(Dataset rows for apps and sites)
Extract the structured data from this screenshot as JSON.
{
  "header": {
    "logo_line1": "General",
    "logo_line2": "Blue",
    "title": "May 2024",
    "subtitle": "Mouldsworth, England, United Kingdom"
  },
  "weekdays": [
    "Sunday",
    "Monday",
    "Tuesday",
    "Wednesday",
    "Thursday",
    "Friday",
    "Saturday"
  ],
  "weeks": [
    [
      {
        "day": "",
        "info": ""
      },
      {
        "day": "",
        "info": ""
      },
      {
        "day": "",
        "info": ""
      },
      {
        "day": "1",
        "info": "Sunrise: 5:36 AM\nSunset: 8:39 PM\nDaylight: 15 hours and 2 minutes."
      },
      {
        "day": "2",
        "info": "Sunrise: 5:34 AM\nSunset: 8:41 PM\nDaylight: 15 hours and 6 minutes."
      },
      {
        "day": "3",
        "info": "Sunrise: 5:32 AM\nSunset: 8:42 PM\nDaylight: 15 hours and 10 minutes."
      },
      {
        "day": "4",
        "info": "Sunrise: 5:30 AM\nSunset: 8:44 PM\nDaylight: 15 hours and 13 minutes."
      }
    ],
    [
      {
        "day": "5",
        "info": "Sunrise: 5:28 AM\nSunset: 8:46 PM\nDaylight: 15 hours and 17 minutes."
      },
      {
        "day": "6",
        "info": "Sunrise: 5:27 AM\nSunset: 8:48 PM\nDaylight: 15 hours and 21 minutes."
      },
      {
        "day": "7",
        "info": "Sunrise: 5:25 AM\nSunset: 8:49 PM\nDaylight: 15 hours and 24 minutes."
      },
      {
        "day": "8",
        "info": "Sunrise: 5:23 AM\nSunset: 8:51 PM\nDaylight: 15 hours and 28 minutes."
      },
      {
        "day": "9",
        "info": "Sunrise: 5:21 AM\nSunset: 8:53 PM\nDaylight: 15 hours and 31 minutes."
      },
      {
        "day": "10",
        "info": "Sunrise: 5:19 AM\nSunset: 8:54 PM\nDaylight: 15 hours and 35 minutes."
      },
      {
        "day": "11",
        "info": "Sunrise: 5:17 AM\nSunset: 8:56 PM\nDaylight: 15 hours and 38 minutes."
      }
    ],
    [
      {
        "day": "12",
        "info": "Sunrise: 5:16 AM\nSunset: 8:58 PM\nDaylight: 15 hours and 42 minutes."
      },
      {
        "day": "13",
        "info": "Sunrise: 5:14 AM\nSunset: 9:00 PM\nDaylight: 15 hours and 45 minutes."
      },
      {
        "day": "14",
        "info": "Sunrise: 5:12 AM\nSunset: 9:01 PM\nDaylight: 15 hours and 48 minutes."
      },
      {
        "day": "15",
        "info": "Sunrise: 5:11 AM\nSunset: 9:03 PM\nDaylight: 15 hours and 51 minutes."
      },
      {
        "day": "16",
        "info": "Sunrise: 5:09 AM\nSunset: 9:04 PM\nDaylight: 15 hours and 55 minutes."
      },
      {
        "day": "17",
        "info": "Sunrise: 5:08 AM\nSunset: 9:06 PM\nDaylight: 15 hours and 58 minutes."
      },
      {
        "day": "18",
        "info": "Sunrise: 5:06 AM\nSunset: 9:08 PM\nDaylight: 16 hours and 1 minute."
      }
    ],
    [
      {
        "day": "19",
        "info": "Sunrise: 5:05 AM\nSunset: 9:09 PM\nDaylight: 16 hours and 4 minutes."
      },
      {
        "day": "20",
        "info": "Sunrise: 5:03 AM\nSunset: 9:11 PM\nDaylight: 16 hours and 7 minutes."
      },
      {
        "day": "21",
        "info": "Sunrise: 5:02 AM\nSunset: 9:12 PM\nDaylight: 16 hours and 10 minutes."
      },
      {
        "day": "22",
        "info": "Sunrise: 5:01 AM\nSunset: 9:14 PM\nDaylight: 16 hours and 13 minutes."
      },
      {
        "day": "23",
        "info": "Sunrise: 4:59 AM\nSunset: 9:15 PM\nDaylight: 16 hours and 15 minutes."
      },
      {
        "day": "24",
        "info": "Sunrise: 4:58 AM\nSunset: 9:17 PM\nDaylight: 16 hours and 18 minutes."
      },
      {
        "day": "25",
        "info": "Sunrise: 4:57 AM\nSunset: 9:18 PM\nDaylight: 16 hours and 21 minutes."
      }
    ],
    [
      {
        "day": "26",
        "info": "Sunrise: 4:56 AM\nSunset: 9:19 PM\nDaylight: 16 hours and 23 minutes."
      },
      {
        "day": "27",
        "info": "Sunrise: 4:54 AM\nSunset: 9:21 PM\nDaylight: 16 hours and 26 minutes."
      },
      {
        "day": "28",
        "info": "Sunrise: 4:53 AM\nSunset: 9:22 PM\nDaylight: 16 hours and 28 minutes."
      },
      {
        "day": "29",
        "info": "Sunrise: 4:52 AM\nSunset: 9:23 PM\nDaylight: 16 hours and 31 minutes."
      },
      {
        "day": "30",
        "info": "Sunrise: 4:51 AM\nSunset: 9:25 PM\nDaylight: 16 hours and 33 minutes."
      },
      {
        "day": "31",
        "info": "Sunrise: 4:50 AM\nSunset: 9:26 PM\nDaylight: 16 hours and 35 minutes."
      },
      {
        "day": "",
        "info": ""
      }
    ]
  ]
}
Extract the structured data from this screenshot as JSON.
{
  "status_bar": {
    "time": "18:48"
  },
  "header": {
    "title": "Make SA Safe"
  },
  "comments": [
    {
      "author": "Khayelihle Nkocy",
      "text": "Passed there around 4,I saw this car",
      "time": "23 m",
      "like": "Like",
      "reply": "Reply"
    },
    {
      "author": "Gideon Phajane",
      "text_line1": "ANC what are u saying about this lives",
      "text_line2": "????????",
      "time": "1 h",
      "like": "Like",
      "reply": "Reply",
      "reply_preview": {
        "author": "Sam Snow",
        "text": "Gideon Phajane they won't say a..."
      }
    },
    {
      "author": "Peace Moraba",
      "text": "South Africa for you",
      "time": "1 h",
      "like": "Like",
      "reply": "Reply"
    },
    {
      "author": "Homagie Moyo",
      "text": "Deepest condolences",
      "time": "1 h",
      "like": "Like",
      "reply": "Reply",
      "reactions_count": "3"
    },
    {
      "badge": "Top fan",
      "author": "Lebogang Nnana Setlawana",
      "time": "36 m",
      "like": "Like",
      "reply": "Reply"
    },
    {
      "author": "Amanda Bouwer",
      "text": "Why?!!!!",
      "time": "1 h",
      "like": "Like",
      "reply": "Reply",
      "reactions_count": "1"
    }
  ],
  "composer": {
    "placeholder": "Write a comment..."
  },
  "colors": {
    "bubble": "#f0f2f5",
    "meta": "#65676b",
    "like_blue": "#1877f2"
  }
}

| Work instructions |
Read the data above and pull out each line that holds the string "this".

| Answer for the task |
Extract the structured data from this screenshot as JSON.
Extract the structured data from this screenshot as JSON.
      "text": "Passed there around 4,I saw this car",
      "text_line1": "ANC what are u saying about this lives",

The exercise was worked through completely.